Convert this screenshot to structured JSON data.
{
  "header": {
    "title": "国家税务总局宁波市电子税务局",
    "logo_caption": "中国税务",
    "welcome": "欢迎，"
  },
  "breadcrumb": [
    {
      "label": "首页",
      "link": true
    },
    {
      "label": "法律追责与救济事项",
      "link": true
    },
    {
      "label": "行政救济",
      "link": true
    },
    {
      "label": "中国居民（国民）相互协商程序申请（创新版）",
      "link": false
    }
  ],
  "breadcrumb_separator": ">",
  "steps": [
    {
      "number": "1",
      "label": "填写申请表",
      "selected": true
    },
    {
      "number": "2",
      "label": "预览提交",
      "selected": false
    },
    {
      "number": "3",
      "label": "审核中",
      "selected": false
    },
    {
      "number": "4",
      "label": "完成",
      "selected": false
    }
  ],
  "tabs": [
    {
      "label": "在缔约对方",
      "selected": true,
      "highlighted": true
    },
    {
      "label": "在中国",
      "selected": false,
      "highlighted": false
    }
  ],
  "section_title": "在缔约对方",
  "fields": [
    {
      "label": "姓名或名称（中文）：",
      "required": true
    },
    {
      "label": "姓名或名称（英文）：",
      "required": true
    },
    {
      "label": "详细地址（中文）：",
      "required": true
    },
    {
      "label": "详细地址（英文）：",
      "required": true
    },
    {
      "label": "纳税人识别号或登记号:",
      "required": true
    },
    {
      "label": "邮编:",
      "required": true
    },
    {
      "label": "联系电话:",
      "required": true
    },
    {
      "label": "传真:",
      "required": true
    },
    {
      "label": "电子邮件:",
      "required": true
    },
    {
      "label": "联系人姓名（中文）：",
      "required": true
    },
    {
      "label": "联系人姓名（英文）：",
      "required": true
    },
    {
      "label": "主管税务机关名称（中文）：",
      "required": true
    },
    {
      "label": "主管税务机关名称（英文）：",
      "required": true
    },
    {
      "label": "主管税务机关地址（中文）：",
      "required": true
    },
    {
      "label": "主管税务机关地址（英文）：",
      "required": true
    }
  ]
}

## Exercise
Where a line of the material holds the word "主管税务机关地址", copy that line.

## Output below
      "label": "主管税务机关地址（中文）：",
      "label": "主管税务机关地址（英文）：",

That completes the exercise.